By the next summer he was at Oxford and he was to play relatively little cricket back in Guernsey, his club side being Optimists. Studies hindered his commitment to the game at university and while he was to win full blues for hockey, football [in goal] and skiing, he got no further than the seconds  – the Authentics – in cricket. ‘In my last year I got into the blues squad but the batting was very good. It a tough year to be a batsman.’ Filling the main spots that year were Jason Gallian, Richard Montgomerie, Iain Sutcliffe and Gregor Macmillan, all of whom went on to forge a county career.

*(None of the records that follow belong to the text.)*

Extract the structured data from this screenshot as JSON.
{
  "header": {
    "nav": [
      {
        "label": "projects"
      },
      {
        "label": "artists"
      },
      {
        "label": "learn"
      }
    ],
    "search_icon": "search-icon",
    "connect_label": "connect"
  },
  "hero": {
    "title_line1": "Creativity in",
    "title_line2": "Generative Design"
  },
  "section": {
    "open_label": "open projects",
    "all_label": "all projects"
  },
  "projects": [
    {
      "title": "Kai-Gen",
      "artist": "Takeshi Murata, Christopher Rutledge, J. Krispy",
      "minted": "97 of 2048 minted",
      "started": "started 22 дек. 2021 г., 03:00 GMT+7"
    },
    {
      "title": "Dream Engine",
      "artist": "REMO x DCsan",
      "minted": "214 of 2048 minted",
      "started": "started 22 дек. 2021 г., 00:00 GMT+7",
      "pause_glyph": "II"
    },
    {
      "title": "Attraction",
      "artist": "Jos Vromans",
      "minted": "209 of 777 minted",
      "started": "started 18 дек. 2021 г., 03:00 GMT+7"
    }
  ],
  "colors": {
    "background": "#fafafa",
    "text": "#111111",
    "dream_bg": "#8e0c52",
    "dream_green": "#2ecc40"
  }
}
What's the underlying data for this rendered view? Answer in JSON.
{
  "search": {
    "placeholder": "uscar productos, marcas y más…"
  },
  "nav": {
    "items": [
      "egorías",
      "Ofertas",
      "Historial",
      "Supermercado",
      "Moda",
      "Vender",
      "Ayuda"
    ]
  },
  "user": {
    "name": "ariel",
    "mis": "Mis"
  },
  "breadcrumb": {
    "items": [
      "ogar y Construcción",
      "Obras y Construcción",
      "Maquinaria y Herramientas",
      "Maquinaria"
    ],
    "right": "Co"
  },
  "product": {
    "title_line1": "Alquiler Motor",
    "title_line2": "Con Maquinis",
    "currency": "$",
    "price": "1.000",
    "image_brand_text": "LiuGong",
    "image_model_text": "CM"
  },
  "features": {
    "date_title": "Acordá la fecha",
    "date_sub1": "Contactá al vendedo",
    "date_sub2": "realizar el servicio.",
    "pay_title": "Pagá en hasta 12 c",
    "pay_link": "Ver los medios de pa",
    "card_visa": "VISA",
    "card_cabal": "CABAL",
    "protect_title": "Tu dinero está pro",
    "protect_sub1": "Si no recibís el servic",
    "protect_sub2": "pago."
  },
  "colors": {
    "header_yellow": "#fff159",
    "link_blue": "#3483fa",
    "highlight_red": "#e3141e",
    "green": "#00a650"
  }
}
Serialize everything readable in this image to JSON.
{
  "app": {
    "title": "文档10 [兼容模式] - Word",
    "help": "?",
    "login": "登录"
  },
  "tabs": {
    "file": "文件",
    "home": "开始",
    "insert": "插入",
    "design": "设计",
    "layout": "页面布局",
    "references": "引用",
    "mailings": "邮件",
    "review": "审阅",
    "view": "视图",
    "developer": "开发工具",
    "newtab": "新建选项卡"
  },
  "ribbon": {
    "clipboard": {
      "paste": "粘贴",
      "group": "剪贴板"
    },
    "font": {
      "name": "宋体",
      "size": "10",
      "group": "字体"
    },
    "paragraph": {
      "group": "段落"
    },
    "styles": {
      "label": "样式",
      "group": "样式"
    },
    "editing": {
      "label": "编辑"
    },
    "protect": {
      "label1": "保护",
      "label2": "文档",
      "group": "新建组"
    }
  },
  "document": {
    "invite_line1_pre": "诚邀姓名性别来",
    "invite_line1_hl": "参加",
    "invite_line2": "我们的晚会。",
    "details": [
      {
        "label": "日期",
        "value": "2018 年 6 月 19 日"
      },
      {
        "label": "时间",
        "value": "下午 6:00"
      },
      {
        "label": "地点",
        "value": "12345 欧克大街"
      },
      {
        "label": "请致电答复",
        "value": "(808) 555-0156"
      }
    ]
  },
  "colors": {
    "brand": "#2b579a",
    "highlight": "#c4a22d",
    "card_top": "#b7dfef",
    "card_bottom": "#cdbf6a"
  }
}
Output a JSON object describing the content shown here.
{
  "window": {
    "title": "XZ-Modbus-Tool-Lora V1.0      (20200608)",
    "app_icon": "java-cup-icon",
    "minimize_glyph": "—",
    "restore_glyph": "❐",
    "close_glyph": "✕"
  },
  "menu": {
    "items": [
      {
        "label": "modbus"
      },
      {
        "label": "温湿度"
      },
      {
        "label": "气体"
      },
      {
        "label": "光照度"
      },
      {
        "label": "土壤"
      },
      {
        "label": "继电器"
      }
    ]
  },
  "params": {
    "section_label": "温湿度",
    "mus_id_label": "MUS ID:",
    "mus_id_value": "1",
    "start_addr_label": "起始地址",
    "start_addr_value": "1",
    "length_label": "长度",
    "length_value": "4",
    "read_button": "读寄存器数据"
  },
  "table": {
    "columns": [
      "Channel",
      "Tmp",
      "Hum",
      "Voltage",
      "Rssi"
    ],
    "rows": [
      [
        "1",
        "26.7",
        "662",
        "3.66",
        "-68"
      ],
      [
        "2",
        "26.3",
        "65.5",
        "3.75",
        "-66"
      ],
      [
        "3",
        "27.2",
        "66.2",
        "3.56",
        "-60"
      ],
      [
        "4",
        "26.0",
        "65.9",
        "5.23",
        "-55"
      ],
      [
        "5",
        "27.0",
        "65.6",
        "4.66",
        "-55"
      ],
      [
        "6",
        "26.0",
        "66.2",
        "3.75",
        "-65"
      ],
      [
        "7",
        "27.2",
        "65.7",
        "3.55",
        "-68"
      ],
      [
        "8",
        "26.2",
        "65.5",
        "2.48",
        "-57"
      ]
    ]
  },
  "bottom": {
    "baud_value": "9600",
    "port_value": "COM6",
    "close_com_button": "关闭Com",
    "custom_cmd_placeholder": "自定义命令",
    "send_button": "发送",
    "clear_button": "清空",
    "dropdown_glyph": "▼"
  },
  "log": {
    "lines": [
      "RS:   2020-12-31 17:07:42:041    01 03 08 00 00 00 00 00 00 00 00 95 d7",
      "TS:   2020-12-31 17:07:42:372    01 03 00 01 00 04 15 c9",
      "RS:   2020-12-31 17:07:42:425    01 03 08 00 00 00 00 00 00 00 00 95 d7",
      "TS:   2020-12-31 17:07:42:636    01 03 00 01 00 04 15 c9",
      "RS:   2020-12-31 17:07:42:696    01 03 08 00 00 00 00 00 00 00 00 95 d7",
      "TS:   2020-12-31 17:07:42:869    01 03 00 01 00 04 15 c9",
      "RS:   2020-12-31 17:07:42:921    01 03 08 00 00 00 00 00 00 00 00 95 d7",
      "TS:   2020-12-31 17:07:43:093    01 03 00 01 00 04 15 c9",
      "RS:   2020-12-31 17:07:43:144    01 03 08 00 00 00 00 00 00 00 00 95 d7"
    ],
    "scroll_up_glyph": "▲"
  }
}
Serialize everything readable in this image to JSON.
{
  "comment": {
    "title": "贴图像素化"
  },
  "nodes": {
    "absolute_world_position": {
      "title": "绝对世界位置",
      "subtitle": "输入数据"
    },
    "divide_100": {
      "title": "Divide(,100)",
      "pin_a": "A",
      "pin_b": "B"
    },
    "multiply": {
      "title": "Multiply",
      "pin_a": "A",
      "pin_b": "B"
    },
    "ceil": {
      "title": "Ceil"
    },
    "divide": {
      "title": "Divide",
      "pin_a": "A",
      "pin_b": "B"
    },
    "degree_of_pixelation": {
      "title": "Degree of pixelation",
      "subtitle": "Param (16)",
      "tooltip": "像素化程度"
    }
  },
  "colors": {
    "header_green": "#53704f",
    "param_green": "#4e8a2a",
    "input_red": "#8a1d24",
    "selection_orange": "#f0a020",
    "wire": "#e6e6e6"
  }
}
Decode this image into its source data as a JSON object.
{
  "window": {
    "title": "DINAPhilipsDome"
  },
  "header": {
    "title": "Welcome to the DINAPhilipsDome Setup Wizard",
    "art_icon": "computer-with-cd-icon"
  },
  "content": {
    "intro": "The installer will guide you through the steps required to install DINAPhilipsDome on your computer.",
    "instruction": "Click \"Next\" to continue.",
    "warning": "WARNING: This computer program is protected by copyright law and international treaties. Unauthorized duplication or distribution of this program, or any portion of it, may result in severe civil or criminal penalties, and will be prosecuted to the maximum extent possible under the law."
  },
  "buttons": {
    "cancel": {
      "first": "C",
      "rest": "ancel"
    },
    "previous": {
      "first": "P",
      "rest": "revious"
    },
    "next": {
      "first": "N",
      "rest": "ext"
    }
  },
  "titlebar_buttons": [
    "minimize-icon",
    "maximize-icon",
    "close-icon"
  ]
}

As he developed his, which included four years working in the United States, cricket fell by the wayside, but recently he has returned to playing, albeit infrequently, for the famous Free Foresters club. ‘I started playing again two years ago. They have a fantastic fixture list with games against the likes of the Army, the Navy and the MCC. But I’m not playing as much as I’d like to. To my tremendous sadness cricket hasn’t featured too much.’

You will more likely find him on the slopes of Verbier – ‘skiing is one of the things I’ve managed to do consistently’ – or on the golf course. He was playing off six at L’Ancresse at the weekend and was well placed with a gross 77. His home course is Denham in Buckinghamshire where, among its list of former members, you will find one Denis Compton. Now there was another fine cricketer.

Stuart was listed 97th in the All time Top 100 Guerney Sporting Heroes  by Rob Batiste in his Big Book of Guernsey Sport, published in 2016.